The first step is to get the dimensions of the tank in question.
Example: Let's suppose the above container
is...
height:19", width 21", depth: 14"
First step is to convert inches to feet.
height 19" = 1.583 ft.,
width 21" = 1.75 ft.
depth 14" = 1.166 ft.
Next: multiply length, width, depth to get
the cubic footage of the tank.
[ 1.583 X 1.75 X 1.166 =
3.230 cubic feet ]
Now you're ready to calculate the capacity of
your tank. Simply multiply your answer by 7.48051945.
3.230 X 7.48051945 = 24.177178
gallons
==========================
Gallons per cubic foot
1 cubic foot = 7.48051945 US gallons
1 US gallon = 0.133680556 cubic feet
==========================
Now... that's all well and good except for a
few considerations.
First: Not all tanks are square. Specialty
dimension tanks and hull formed tank bottoms add problems with measurement.
This is where basic geometry, we
learned in high school, kicks in to help come up with tank
capacity.
Go to the following web page for
a refresher concerning this situation.
http://www.marinemechanic.com/2009/geometry101.htm
You just have to measure carefully. Use the best measurement
of the square area of the tank and in most cases the nonmeasured area
won't be a factor.
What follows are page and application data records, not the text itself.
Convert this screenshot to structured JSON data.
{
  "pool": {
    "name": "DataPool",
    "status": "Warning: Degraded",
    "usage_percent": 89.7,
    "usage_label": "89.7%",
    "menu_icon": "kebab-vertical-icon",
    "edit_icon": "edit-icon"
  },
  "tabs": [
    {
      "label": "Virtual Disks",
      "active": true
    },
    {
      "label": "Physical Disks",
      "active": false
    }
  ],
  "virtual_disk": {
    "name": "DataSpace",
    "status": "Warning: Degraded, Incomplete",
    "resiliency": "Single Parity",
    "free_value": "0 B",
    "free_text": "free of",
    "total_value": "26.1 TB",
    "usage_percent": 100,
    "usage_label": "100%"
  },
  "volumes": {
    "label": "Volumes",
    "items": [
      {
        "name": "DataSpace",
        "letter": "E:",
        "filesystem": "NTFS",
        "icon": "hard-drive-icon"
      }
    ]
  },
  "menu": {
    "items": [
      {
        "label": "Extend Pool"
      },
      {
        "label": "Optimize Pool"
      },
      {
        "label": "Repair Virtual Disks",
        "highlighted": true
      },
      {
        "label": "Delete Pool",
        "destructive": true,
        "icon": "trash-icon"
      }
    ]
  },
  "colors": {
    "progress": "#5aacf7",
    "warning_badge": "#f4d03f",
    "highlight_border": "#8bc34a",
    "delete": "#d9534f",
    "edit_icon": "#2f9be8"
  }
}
Keep reading for the reasons why.
Second: Since we are using the
exterior dimensions; plastic tanks have a thicker wall than
metal tanks and the inside dimensions of a plastic tank will be
somewhat smaller than the outside dimensions.
Third: Not all tanks will fill properly
without leaving an air bubble at the top of the tank. For example, a
long narrow tank with the fill and vent at one end, won't fill
completely if the fill/vent end is lower than the non vented end.
However, Not filling completely isn't always
a bad thing. Fuel will expand as it gets warmer. The air bubble in the
tank allows for fuel expansion without an overboard spill occurring.
Fourth: Usable fuel capacity is less than what
the fuel tank can hold. Running the fuel tank completely dry, while
under way, can cause a lean run condition of the engine, which is not
good for the engine.
In conclusion, always expect the actual
usable capacity to be less than your measurement, calculated above.
Have the tank as level as possible, when filling. Regularly inspect
the tank and hoses for condition and safety. If you are having a
problem filling the tank properly, consult professional help to
resolve the problem.
Additional reading:
Antisiphon
valves